This is why you should first make a Nandroid backup in case the custom ROM doesn’t work out. In the TWRP recovery, tap on Backup to get started. Also, back up individual apps and data using Titanium Backup so that once the custom ROM is installed, you can restore all your favorite apps just they way there were.
After you’ve made sure that the custom ROM is compatible with your device, download it to the internal memory of your phone. Boot into the TWRP recovery, find the file, and flash it. When you reboot, you’ll be running an entirely new operating system. Here are a few of the major custom ROMs you should look into: LineageOS, PAC-ROM [No Longer Available], Paranoid Android.
Root Apps You Must Try
Titanium Backup: If you’re going to be a custom ROM hopper, Titanium Backup is the first app you should install after rooting. The app will let you backup apps along with their data. You can even sync it using cloud services like Dropbox so that your app data will always be safe even if your phone ends up bricked.

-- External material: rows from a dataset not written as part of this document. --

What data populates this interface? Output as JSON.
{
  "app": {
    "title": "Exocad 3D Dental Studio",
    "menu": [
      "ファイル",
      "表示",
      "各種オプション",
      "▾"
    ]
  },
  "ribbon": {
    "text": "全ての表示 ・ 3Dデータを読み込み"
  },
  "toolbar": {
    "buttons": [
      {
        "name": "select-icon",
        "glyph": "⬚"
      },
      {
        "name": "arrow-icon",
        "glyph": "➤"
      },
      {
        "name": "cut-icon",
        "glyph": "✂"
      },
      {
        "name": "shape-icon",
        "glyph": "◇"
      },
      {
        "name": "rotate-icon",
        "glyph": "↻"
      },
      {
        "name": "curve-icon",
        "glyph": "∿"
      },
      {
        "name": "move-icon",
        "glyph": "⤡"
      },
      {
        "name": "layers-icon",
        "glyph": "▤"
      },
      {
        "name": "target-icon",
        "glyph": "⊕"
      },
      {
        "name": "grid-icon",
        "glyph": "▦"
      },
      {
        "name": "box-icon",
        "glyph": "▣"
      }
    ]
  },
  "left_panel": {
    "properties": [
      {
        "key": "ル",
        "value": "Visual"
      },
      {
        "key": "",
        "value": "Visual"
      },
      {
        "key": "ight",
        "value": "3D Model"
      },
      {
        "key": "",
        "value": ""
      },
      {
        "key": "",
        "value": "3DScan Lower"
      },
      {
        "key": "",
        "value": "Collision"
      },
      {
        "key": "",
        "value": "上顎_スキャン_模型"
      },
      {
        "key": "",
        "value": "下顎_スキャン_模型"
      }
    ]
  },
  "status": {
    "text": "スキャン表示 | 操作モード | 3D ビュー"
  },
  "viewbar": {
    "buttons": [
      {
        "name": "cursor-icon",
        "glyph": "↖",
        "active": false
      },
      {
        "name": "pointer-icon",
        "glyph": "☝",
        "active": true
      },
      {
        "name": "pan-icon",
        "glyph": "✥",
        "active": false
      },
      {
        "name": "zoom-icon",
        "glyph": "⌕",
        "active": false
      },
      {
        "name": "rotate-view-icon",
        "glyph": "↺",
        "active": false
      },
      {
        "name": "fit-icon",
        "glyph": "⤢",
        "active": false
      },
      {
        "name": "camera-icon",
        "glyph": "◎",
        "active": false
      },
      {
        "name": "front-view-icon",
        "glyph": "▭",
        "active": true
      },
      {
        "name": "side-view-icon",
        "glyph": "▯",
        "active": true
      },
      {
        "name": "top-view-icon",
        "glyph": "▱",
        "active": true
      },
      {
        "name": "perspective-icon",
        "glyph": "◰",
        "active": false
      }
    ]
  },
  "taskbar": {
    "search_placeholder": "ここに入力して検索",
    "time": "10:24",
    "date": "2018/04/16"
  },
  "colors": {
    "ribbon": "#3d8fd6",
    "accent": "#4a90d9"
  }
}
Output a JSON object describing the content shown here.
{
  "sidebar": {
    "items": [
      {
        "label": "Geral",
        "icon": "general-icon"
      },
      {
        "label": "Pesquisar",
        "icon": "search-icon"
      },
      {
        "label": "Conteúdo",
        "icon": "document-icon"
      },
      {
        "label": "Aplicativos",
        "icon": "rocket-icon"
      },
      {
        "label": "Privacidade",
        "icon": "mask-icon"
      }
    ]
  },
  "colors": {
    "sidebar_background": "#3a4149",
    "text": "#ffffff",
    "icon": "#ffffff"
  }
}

Greenify: Greenify is the best way to improve your phone’s battery life. Greenify shows you which apps are running in the background and how many times they’re waking up your device from sleep. You can then decide to freeze background processes on a per-app basis. It’s like the Doze feature, but on steroids.
Tasker: Tasker is a powerful automation app. You can set up IFTTT-style workflows that initiate a program you’ve already configured. You can have the lights turn off when you leave your house or automatically launch Spotify when you connect to your Bluetooth headphones.
Xposed Framework: The Xposed Framework app is required to install certain mods. The rich library of Xposed modules will let you tweak your device to your heart’s content. Currently, the Xposed Framework only works reliably on Lollipop and Marshmallow devices.
Nandroid Manager: This app lets you interact with your Nandroid backups. You can extract files from them or easily backup apps and data.
Flashify: As a frequent flasher, Flashify will make your life easier. The app makes it easy to flash GAPPs, .ZIPs, kernel files, and more. Using Flashify’s interface is much faster than twiddling around in the TWRP recovery.
Link2SD: The app creates a seamless link between your internal storage and SD card so the apps think you’re just using your internal storage. This can help you move app data (especially media) to the SD card without tipping off the app.
As I’ve said before, rooting is a lifestyle and being alert is part of the package. So be careful when you’re out there in the trenches, without the safety of the secure sandbox. Consult trusted sources like XDA and you’ll be fine. Don’t just flash anything (and if you are a troublemaker, make sure you’re all backed up).
Did you decide to root your Android phone? Why? What kind of apps and custom ROMs are you using? Share with us in the comments below.
Image Credit: Niyazz via Shutterstock.com, Canon via Wikimedia Commons